The guards opened the Grand Theatre Lumiere a half-hour early, and even though I arrive at 7:55 am for the 8:30 am screening, it was already half full. Mild excitement was in the air, some cheers and applause were heard as the lights went down, and another smattering of applause when Tarantino's name appeared on the screen.
I was waiting for some kind of massive reaction at the end, but there really was nothing out of the ordinary. I've never been overwhelmed by Tarantino's films, although the crazed eclecticism of his work is a lot of fun. "Inglourious Basterds" worked for me as a satisfying whole better than most of his other films. He pulls together everything in his arsenal: action, extreme violence, misogyny, film history, pop music and pop culture, and a plot based on a wild premise that rewrites history.
Martin Scorsese has an Oscar in his hand. It's his Oscar.
For the first time in 30+ years, Roger Ebert watched the Oscars from home instead of from backstage. He writes about the experience here.
Meanwhile, I spent my Oscar night writing a deadline piece for the Chicago Sun-Times, which had to be filed about 45 minutes before the show was over. Here's the (unedited) final version for the web: The cops-and-mobsters thriller "The Departed," which director Martin Scorsese described as the first movie he's ever done with a plot, took the jackpot prize at the Academy Awards last night. For Scorsese, this was supposed to be a genre picture, not Oscar-bait like "The Aviator" and "Gangs of New York," but it turns out that, even at the Oscars, sometimes you can come out ahead when you don't look like you're trying so hard.
Even though there were several "surprises" during the ceremonies, it still felt kind of like the Acada-"meh" Awards. Since none of the Best Picture nominees inspired much passion (don't expect a "Crash"-lash" this year), and none stood out as a Timeless Achievement in Cinema, one winner was pretty much as good as another. And so, the Academy decided to spread the statuettes around.
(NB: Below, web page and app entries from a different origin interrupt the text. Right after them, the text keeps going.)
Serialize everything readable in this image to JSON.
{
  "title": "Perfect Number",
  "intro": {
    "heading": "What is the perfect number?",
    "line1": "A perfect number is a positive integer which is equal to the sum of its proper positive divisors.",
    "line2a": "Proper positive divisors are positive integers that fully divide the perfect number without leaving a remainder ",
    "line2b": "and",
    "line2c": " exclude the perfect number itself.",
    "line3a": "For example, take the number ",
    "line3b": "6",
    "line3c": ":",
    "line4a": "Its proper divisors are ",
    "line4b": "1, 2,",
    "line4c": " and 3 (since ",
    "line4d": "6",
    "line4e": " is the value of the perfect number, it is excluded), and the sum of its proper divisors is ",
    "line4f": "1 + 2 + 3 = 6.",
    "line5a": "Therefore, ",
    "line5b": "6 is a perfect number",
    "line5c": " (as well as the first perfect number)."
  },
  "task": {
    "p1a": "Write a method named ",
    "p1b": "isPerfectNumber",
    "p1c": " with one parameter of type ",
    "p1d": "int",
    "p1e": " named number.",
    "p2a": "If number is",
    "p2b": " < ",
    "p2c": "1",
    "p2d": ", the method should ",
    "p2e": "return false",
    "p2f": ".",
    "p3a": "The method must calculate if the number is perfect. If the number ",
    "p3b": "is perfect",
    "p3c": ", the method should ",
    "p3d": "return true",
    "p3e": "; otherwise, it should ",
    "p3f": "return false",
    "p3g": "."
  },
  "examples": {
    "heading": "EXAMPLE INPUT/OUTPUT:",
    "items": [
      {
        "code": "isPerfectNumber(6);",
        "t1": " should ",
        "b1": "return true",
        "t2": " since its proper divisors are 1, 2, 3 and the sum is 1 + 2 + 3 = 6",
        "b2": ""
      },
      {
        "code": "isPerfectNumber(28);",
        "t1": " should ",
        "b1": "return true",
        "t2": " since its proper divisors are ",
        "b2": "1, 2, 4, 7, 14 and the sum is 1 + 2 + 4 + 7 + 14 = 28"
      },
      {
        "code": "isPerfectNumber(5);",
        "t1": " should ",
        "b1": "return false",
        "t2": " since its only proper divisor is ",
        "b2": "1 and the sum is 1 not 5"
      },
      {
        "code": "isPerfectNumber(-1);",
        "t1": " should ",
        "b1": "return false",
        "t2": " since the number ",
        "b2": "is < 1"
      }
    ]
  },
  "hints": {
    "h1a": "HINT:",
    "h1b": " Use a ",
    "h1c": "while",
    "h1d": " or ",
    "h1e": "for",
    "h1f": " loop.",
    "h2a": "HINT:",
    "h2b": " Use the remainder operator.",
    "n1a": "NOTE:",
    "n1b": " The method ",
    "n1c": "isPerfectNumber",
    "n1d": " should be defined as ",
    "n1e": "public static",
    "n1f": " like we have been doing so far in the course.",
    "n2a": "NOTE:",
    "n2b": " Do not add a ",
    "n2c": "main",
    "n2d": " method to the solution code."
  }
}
Of course, the evening's big disappointment was that Martin Scorsese did not join his fellow great directors -- Howard Hawks, Alfred Hitchcock, Orson Welles, Stanley Kubrick, Ernst Lubitsch, Fritz Lang -- who never won an Oscar in competition. Instead, he joins Norman Taurog, John G. Avildson and Sam Mendes as one of the immortals whose name will always, from this moment on, be preceded by the term "Academy Award-winning" as if it were a prefix. (I kid.)
Now, future generations can look back at Oscar history and say... "What!?!? The director of "Taxi Driver," "Raging Bull," "King of Comedy" and "GoodFellas" won an Oscar for "The Departed"?!? Wasn't that the inferior American remake of "Infernal Affairs"?" Well, look at it this way: John Ford, famous for great American Westerns like "Stagecoach," "My Darling Clementine," "She Wore a Yellow Ribbon," "The Searchers" and "The Man Who Shot Liberty Valance," won four Oscars for direction, and not one of them was for a Western. Rest of story at RogerEbert.com
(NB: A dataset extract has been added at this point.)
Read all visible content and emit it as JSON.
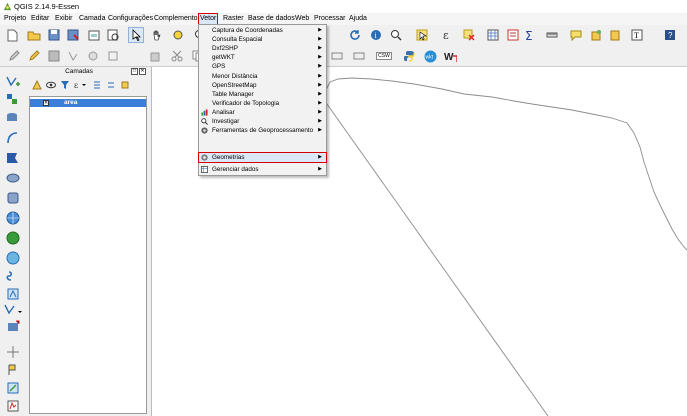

The cops-and-mobsters thriller "The Departed," which director Martin Scorsese described as the first movie he's ever done with a plot, took the jackpot prize at the Academy Awards last night. For Scorsese, this was supposed to be a genre picture, not Oscar-bait like "The Aviator" and "Gangs of New York," but it turns out that, even at the Oscars, sometimes you can come out ahead when you don't look like you're trying so hard.